By Stephen Burroughs and Maria Todorova

The Commonwealth Court of Pennsylvania recently reaffirmed its decision that Level 3’s network infrastructure services (including local dial networks, telephone numbers and modems, i.e., Internet “backbone”) sold to retail Internet service providers (ISPs) constitute non-taxable Internet access services.
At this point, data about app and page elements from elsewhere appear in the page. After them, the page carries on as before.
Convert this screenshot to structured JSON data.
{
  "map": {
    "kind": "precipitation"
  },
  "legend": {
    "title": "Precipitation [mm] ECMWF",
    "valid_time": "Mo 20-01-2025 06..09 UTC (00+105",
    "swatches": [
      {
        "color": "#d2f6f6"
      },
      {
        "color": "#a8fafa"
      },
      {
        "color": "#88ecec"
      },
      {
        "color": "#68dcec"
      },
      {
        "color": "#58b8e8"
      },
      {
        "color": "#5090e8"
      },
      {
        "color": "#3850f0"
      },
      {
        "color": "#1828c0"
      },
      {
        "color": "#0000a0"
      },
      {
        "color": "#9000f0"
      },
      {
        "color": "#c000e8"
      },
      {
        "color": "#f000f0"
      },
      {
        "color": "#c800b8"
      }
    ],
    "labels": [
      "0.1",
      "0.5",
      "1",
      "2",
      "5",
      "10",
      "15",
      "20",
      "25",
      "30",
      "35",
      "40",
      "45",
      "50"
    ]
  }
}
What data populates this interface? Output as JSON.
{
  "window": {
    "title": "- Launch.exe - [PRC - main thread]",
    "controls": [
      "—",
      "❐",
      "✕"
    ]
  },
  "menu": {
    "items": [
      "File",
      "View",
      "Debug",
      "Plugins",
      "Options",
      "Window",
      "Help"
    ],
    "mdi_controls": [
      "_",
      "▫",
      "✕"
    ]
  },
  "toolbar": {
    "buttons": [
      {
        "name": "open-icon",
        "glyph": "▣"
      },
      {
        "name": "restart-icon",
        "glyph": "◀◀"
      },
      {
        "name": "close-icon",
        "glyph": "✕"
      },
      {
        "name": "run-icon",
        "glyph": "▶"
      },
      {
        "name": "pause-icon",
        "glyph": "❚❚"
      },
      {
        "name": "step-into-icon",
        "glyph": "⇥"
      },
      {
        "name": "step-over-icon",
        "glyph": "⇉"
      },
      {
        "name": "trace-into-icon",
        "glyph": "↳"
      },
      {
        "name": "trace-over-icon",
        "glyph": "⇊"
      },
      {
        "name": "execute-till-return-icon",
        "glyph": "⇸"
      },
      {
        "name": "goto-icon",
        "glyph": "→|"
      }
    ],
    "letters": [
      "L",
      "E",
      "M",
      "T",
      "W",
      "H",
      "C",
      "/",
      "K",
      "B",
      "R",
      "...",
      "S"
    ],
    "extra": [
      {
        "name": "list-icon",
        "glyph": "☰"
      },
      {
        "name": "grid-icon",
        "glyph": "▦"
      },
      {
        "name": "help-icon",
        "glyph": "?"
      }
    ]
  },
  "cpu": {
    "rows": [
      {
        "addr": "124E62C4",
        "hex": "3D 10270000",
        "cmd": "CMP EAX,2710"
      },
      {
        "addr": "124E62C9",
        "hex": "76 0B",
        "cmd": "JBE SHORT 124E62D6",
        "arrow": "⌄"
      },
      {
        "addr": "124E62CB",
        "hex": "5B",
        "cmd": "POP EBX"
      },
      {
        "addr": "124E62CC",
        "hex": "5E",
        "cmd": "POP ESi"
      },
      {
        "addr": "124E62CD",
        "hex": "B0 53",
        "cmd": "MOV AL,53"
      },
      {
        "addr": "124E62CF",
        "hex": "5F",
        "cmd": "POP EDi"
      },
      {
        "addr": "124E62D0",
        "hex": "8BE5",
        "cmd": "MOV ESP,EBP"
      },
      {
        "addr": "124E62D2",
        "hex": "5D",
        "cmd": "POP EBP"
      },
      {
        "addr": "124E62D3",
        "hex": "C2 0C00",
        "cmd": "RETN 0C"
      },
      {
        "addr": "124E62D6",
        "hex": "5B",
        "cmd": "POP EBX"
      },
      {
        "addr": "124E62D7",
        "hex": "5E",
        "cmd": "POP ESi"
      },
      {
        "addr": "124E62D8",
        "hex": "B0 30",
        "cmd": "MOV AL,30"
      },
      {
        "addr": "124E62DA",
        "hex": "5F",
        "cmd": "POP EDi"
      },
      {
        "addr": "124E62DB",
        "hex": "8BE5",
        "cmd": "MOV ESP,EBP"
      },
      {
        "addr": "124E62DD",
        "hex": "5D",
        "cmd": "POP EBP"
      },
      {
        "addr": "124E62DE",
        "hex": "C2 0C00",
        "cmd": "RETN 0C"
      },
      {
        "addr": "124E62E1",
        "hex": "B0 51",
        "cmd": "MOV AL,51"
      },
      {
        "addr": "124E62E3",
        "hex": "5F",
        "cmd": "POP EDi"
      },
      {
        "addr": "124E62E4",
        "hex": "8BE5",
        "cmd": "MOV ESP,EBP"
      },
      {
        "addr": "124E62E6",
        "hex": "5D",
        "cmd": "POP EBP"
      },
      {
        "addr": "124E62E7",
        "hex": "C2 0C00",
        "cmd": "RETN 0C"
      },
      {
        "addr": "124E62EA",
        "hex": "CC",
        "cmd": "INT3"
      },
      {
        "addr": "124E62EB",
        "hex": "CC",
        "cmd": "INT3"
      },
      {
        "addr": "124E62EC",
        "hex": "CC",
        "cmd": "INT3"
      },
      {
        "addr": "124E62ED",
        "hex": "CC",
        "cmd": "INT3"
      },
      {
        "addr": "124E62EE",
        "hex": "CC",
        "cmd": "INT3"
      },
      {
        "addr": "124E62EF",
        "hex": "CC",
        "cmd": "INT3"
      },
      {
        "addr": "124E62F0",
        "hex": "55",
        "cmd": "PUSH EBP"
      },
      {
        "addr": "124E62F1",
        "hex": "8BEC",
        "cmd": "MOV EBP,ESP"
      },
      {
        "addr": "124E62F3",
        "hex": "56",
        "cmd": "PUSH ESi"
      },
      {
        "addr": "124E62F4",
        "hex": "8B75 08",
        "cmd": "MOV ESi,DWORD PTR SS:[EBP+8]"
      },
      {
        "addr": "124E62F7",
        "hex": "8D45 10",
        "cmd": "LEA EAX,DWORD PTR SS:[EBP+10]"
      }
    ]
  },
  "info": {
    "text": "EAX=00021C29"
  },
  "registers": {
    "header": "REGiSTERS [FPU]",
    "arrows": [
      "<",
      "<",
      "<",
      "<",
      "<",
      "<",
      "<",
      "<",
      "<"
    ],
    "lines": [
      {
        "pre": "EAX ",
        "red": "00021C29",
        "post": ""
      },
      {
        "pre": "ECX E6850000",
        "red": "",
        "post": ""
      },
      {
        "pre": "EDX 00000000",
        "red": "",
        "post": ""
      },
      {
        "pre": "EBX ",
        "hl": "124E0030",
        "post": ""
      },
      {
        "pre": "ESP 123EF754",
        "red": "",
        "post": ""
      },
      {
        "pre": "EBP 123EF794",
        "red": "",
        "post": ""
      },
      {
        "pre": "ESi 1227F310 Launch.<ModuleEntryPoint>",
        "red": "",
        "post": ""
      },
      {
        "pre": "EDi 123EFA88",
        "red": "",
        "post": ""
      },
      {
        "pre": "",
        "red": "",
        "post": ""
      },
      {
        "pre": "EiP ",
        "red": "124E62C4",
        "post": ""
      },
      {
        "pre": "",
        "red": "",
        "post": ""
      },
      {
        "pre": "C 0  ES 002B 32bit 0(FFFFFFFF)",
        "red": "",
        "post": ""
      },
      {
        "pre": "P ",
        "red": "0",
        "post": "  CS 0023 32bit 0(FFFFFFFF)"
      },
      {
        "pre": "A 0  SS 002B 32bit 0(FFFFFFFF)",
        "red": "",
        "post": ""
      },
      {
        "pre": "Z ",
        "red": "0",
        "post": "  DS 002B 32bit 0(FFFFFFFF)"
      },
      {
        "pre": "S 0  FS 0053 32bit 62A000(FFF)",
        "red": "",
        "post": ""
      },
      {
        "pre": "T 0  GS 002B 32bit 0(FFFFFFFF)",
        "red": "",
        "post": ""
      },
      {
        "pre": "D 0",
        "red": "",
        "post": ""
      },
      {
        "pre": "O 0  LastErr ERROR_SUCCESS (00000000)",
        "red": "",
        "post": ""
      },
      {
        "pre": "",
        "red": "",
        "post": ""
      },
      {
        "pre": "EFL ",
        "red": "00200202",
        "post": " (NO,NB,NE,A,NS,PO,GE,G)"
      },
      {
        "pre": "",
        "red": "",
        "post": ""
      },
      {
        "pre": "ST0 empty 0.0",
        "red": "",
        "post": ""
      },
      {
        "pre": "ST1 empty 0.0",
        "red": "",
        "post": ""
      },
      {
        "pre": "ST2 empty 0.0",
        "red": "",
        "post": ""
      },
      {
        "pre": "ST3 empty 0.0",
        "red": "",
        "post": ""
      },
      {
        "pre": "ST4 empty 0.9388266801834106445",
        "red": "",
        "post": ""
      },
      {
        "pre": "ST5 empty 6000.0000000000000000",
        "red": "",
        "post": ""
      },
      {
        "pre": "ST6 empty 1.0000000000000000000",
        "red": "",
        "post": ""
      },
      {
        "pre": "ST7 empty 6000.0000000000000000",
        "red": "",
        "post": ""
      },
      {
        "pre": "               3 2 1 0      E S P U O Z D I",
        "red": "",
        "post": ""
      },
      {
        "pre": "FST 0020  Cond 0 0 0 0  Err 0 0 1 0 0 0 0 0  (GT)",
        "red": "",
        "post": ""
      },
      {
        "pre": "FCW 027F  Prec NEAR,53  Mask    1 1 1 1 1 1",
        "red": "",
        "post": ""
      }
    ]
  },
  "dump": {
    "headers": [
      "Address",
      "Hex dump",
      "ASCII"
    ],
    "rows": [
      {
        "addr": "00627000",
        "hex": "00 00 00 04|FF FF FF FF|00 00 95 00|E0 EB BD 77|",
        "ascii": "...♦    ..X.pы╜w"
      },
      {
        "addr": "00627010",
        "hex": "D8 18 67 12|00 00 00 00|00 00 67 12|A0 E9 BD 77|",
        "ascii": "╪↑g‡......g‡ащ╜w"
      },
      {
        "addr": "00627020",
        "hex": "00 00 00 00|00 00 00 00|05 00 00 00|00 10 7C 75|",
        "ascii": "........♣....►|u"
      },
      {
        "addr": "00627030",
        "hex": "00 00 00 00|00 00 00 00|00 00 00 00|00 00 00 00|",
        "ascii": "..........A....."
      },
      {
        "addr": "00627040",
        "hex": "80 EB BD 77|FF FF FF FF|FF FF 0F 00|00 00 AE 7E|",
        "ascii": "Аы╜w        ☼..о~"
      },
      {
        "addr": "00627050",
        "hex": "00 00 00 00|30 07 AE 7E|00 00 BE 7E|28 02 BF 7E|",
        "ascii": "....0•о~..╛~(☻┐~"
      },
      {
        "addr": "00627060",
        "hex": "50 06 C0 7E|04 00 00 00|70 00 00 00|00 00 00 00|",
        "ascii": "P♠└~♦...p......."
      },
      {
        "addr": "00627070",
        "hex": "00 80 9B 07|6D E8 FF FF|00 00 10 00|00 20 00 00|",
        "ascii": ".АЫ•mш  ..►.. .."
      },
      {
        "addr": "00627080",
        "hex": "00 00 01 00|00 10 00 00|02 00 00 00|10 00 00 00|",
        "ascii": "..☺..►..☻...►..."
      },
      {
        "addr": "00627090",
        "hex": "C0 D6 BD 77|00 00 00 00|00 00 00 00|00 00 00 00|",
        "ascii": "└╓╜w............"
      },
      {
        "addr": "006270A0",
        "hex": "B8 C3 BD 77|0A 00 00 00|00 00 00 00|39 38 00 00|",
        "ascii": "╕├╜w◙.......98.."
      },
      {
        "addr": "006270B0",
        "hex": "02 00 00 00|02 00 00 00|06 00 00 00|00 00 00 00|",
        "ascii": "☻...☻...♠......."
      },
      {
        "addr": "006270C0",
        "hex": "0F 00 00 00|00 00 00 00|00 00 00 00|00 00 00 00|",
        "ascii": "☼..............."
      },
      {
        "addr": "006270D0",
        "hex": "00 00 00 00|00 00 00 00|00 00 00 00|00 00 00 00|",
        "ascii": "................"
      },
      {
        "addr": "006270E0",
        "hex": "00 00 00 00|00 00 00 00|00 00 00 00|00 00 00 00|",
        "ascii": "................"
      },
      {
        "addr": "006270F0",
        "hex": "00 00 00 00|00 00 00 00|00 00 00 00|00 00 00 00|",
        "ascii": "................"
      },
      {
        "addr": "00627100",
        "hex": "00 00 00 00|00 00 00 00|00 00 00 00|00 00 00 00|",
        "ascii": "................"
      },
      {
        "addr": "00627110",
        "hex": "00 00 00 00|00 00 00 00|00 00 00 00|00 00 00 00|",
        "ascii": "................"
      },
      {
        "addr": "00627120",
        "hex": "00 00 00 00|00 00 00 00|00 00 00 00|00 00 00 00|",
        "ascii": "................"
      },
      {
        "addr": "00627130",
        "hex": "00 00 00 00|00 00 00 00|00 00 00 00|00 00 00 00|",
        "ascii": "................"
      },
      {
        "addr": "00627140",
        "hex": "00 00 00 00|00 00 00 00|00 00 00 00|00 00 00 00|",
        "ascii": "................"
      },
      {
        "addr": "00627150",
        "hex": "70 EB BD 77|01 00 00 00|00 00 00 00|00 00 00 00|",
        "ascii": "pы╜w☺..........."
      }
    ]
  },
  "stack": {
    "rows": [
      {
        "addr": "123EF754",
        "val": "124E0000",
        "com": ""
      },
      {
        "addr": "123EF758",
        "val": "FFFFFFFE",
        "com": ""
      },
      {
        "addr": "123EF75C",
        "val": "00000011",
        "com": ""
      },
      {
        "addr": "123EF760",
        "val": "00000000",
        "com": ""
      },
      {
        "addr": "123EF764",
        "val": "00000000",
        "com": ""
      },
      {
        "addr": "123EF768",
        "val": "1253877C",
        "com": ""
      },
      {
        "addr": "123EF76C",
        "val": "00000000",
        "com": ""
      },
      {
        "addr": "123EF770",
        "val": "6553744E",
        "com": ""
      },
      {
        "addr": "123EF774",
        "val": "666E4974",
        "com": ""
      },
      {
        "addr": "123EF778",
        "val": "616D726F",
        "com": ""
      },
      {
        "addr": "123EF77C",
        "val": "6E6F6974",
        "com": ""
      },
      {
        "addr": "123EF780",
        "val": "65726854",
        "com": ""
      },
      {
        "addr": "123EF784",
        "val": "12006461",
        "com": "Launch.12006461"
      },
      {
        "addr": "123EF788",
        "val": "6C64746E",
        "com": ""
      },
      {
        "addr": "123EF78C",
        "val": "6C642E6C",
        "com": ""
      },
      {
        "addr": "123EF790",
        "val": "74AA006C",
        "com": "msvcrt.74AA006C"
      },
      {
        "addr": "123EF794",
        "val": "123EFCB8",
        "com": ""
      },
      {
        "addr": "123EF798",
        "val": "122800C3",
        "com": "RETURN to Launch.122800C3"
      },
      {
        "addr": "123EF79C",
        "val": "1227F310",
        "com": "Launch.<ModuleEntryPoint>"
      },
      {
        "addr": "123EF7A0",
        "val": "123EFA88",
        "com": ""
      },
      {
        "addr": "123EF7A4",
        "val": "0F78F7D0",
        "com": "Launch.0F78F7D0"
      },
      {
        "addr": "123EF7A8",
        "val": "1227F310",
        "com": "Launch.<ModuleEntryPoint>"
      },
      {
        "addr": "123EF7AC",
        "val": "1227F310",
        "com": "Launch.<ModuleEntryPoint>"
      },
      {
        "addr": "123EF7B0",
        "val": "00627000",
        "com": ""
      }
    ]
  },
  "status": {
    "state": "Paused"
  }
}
The Commonwealth Court previously held that the taxpayer’s facility was an access point (point of presence or PoP) that enabled ISP end users to access the Internet, and its services were, therefore, Internet access services exempt from sales and use tax (see previous coverage of the court’s holding here). The Commonwealth sought reconsideration of the court’s holding, primarily arguing that: (1) the taxpayer’s services constituted a mere technological advancement to otherwise taxable telecommunications services (such as port modem management (PMM) services—see America Online, Inc. v. Commonwealth, 932 A.2d 332 (Pa. Cmwlth. 2007) here); and (2) the taxpayer merely directed end users to an ISP homepage and it was the ISP and its PoP—and not the taxpayer—that enabled end users to initiate a connection to the Internet. The court disagreed with the Commonwealth and reaffirmed its prior reasoning that: (1) the “fundamental technological differences” between taxable PMM services and the taxpayer’s Internet backbone services related to what services were provided and not how the services were provided; and (2) it was the taxpayer’s PoP that provided the access point for ISP end users to establish an Internet connection. The Commonwealth has filed a Notice of Appeal to the Pennsylvania Supreme Court. Level 3 Communications, LLC v. Commonwealth, 166 F.R. 2007 (Pa. Cmwlth. Dec. 8, 2016) (en banc).